Over time, your chicken coop and other equipment may require maintenance or repairs. This could include replacing worn-out parts, repairing fences, or improving the overall infrastructure. The cost of this may be off-set by your own ability to tackle these things. However, if you are unsure of how to go about repairing something, you may need to allocate those tasks to a professional, which is going to cost you. Generally, you can estimate about $20-$50 per year on coop and ground maintenance.
Regulations and Permits
Before starting a backyard chicken flock, it is essential to research and comply with any local regulations or permit requirements. Some areas may have specific rules regarding the number of chickens allowed, coop placement, or noise restrictions. These permits, if required, may involve additional fees.
Heating and Lighting
If you live in a colder climate or experience long winter nights, you may need to provide supplemental heating and lighting for your chickens.

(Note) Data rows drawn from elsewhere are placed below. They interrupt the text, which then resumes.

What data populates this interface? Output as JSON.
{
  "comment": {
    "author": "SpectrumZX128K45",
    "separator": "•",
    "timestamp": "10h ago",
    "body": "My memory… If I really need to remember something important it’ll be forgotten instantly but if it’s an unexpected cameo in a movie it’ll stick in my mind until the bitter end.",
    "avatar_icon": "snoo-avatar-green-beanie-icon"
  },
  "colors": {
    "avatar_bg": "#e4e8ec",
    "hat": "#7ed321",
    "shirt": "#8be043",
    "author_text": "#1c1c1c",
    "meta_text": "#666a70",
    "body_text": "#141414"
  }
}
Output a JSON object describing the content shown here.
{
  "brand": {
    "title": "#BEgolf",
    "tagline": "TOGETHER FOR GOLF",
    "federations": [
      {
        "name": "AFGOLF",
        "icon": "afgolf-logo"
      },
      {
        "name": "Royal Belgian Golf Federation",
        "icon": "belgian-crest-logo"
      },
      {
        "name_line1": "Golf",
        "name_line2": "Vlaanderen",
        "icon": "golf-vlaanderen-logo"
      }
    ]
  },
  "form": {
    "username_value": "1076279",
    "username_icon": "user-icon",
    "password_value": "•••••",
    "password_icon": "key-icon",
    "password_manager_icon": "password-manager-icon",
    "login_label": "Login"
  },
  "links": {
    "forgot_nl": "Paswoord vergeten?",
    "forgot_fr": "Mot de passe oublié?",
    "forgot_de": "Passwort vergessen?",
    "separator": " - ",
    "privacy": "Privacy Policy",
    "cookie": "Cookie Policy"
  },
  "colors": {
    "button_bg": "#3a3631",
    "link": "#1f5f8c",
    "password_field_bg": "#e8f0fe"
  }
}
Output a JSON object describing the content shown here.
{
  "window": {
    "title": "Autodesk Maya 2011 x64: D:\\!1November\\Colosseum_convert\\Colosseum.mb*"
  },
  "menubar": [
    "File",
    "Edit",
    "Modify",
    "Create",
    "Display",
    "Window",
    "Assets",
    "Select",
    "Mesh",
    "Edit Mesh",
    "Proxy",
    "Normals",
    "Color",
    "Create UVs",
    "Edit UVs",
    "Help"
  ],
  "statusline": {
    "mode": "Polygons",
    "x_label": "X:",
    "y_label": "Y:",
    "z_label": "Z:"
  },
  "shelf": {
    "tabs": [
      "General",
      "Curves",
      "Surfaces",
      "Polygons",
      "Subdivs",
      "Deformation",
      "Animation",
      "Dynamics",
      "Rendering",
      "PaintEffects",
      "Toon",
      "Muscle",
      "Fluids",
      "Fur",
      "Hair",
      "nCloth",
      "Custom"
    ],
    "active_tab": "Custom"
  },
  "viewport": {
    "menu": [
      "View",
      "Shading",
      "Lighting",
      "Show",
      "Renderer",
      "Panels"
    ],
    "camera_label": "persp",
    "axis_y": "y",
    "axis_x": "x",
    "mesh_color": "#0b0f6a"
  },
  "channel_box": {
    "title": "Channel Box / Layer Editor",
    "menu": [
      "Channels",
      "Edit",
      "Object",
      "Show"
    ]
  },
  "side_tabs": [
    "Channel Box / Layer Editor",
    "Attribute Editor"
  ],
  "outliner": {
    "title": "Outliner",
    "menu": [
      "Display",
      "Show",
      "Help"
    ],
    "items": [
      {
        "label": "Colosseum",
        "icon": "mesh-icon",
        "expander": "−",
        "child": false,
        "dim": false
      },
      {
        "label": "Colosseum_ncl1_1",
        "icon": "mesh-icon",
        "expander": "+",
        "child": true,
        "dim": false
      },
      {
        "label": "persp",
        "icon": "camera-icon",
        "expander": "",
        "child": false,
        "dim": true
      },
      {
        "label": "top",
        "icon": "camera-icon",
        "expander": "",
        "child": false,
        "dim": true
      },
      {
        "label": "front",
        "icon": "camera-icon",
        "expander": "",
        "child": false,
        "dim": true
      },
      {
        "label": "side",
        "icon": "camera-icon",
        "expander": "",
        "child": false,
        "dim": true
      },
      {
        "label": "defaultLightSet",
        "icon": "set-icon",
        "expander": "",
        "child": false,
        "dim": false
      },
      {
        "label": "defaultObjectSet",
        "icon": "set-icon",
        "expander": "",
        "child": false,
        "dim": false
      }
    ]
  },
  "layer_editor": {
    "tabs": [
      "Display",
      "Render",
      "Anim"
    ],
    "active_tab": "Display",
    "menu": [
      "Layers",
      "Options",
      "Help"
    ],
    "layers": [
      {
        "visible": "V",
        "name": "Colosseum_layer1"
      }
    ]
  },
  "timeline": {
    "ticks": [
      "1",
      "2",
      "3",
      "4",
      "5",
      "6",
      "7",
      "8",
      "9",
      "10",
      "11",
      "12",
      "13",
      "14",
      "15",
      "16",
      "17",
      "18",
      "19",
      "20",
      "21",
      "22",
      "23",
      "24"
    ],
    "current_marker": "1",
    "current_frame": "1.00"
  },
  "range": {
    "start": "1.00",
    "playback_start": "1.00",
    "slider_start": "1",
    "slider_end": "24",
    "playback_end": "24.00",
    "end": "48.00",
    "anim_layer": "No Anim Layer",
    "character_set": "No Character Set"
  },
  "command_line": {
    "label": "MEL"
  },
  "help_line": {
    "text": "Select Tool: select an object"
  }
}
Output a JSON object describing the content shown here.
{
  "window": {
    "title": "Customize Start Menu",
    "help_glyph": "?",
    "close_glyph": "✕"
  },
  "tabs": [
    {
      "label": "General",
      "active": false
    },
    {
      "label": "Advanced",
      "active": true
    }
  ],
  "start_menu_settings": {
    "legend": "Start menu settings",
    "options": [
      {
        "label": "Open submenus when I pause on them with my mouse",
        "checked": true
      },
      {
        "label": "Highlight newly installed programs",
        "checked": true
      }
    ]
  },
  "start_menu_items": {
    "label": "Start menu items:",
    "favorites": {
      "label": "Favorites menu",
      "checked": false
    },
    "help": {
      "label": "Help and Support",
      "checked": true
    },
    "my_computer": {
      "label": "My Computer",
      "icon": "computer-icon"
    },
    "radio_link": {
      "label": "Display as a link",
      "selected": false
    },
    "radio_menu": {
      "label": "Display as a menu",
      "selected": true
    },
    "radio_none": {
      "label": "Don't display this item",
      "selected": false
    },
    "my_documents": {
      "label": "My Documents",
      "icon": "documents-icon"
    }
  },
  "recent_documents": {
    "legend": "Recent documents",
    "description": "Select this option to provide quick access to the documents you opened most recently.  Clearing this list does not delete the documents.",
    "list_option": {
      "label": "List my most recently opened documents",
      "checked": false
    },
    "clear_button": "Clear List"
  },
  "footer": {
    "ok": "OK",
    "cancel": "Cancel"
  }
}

As such, you should factor in the cost of purchasing and operating heat lamps, heating pads, or other heating sources. Additionally, you may need to invest in artificial lighting to ensure consistent egg production during shorter daylight hours. Consider the energy costs associated with these additional requirements.
Regular cleaning of the coop and replacing soiled bedding is crucial for maintaining the health of your chickens. Depending on the size of your coop and the frequency of cleaning, this expense can vary. Budgeting for bedding replacement and cleaning supplies is recommended.
While not essential, you may choose to invest in additional accessories to enhance the comfort and well-being of your chickens. This could include items like perches, toys, dust bath materials, or automatic door openers. You could also DIY these items, saving you money.
Final Thoughts on the Cost of Owning Backyard Chickens
Overall, you are looking at spending $200-$700 per year on your small backyard flock. Meanwhile, initial start-up costs may run between $500 and $1,500, depending on the chicken breeds and coop size. Raising and owning backyard chickens can be a rewarding and cost-effective endeavor. While there are initial setup costs and ongoing expenses to consider, the benefits of fresh eggs, organic pest control, and the joy of interacting with these feathered friends often outweigh the financial investment.
Valerie has been content writing since 2016 for websites and companies all around the world. A traveler, dancer, martial artist, Valerie loves gathering experiences and wisdom. Her travels have taken her to over 20 countries, and she hopes to see more of the world soon.